“Serene” almost captures the flavor of that quiet, lovely area above the Sunnyside Road east of Sandpoint.  Some of the most breath-taking views of Lake Pend Oreille are to be found in that area.

Well, the serenity has been interrupted in a major and long-lasting way.

Dozens of beautiful majestic Ponderosa pine rising out of a lush hillside, now lie on their sides, either whole or in pieces after being blown to smithereens by those winds which surpassed 70 mph in a few quick, swirling bursts of brutality.

And, Sunnyside Park where many folks I’ve known forever have lived in their peaceful sanctuaries above the lake will never be the same . . . as observers have noted about other cherished areas around the lake.

The fury of the storm left severe damage, some of which can be calculated by insurance agents and some of which has a value far beyond anything that can be added in dollars and cents.

It’s a sad and stunning scene, and I can say after taking Cherry’s suggestion, the sight truly took my breath away and not in a good way.

My heart goes out to all who live in the Sunnyside area and to all others who are still struggling with both material and intangible losses created by Wednesday’s unusual storm.

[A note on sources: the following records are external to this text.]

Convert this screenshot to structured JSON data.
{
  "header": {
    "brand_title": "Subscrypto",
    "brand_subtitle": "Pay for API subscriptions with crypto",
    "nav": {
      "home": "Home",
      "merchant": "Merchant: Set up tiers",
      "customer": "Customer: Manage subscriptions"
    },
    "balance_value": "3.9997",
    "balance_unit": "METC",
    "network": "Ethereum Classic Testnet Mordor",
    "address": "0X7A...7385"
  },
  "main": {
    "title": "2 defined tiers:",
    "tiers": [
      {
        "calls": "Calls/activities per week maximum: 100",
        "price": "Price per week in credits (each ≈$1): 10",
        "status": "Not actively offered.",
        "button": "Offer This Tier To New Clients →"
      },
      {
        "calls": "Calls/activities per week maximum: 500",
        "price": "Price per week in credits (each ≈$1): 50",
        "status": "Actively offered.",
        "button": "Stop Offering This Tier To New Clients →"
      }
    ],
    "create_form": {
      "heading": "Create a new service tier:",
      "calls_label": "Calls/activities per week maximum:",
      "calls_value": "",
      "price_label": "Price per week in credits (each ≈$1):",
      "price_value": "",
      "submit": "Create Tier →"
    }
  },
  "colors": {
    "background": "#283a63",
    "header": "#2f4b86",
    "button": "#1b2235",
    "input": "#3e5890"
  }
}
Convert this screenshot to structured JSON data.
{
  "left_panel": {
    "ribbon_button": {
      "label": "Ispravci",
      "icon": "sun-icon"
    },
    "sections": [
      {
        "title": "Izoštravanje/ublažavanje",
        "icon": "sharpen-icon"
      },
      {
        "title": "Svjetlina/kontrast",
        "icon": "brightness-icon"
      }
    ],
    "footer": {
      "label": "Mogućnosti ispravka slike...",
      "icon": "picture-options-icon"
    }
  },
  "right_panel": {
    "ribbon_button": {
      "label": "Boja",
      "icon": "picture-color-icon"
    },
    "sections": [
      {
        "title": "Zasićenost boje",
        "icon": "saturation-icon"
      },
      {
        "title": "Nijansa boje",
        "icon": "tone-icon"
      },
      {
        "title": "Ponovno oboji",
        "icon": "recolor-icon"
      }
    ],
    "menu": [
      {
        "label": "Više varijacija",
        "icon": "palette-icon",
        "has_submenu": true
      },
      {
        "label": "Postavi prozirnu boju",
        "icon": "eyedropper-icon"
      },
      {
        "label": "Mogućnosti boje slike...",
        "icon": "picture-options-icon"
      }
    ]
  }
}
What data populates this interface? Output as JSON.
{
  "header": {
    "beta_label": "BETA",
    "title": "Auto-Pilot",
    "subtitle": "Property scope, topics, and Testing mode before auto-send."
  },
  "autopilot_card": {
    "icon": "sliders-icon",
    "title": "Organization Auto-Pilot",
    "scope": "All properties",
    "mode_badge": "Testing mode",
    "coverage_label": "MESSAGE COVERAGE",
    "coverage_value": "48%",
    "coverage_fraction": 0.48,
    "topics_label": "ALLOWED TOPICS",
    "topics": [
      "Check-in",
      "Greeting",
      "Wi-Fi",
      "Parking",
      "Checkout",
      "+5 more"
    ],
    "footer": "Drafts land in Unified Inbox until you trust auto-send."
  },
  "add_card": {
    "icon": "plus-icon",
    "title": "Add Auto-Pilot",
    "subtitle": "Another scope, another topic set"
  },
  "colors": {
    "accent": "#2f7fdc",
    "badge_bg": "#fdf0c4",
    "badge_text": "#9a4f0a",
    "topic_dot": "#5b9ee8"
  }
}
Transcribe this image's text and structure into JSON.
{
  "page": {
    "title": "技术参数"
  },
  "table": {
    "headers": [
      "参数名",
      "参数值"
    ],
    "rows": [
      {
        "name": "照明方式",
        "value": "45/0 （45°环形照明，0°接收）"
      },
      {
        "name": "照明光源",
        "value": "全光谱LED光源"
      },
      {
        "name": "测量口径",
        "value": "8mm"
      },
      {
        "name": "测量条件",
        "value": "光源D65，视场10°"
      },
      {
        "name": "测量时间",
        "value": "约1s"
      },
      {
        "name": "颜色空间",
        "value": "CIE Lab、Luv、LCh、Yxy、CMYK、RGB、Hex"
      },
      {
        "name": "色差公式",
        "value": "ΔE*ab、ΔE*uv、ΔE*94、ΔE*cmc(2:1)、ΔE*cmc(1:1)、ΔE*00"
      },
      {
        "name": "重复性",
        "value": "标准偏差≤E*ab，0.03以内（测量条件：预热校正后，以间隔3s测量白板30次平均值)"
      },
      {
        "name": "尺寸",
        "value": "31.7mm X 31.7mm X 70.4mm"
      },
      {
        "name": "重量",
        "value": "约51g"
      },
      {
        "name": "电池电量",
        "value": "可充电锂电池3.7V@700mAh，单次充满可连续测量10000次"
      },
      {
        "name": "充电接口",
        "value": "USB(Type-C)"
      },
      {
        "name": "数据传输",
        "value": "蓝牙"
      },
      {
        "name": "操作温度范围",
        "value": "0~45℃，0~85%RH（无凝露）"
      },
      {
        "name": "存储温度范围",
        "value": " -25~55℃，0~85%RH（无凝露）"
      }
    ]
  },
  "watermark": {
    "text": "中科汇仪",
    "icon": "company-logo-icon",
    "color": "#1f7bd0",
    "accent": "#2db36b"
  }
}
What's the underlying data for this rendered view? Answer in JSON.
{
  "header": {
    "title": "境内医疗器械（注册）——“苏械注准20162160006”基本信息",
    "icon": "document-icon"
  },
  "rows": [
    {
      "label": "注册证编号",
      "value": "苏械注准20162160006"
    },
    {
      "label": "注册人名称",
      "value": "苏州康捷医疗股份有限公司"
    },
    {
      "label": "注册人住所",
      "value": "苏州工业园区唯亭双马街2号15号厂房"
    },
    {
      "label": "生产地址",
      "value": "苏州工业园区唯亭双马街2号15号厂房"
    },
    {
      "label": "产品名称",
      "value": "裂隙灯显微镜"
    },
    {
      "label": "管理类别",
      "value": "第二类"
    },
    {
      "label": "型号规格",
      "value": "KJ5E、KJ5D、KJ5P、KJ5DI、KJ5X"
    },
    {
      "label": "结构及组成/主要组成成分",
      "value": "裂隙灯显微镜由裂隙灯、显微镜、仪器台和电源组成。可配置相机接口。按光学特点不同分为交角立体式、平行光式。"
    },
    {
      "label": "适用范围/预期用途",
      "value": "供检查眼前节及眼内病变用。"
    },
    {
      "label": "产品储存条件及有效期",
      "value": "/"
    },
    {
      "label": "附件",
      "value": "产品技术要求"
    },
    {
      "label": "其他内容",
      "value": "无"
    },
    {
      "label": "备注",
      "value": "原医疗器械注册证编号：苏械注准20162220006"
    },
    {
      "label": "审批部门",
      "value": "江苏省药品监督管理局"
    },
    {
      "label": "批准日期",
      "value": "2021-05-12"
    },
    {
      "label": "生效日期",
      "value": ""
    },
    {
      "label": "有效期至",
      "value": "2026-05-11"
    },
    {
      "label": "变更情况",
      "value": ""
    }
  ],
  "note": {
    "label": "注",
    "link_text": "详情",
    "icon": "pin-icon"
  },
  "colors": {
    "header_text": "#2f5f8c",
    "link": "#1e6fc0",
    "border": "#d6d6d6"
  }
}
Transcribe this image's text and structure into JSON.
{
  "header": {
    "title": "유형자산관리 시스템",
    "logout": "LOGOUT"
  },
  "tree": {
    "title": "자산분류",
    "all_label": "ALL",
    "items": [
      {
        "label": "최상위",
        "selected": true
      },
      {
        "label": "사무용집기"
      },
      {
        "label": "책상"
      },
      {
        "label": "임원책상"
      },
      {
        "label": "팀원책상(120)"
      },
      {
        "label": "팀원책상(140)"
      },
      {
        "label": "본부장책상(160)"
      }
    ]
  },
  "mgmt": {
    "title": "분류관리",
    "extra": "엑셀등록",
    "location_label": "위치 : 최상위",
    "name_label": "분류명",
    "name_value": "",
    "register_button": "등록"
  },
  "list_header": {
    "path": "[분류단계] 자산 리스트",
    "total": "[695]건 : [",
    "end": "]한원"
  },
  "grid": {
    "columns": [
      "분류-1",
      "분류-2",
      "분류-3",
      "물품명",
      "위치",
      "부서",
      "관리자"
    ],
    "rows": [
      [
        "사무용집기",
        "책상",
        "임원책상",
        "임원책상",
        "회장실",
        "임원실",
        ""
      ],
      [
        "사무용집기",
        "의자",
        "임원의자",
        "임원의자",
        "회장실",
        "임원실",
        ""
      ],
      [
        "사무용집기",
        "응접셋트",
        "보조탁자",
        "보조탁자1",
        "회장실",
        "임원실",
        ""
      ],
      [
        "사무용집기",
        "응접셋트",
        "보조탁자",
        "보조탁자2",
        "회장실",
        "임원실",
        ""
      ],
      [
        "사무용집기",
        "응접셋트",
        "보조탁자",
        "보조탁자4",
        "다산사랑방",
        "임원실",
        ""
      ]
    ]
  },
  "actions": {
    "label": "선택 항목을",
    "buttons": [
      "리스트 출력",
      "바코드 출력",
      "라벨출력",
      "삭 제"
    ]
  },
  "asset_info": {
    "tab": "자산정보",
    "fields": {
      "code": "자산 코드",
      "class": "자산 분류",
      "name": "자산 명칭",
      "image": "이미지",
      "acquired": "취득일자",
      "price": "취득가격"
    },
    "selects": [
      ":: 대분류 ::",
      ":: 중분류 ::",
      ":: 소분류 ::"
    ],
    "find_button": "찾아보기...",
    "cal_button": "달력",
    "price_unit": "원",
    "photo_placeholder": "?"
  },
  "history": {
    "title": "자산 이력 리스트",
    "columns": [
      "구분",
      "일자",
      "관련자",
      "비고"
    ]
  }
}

The top photo provides a sense of what the Sunnyside area looked like before the storm, and I’m hoping the others in this collection capture at least a portion of the sheer magnitude of its force and destruction. 

Like Cherry said, there's no substitute for seeing the scene firsthand.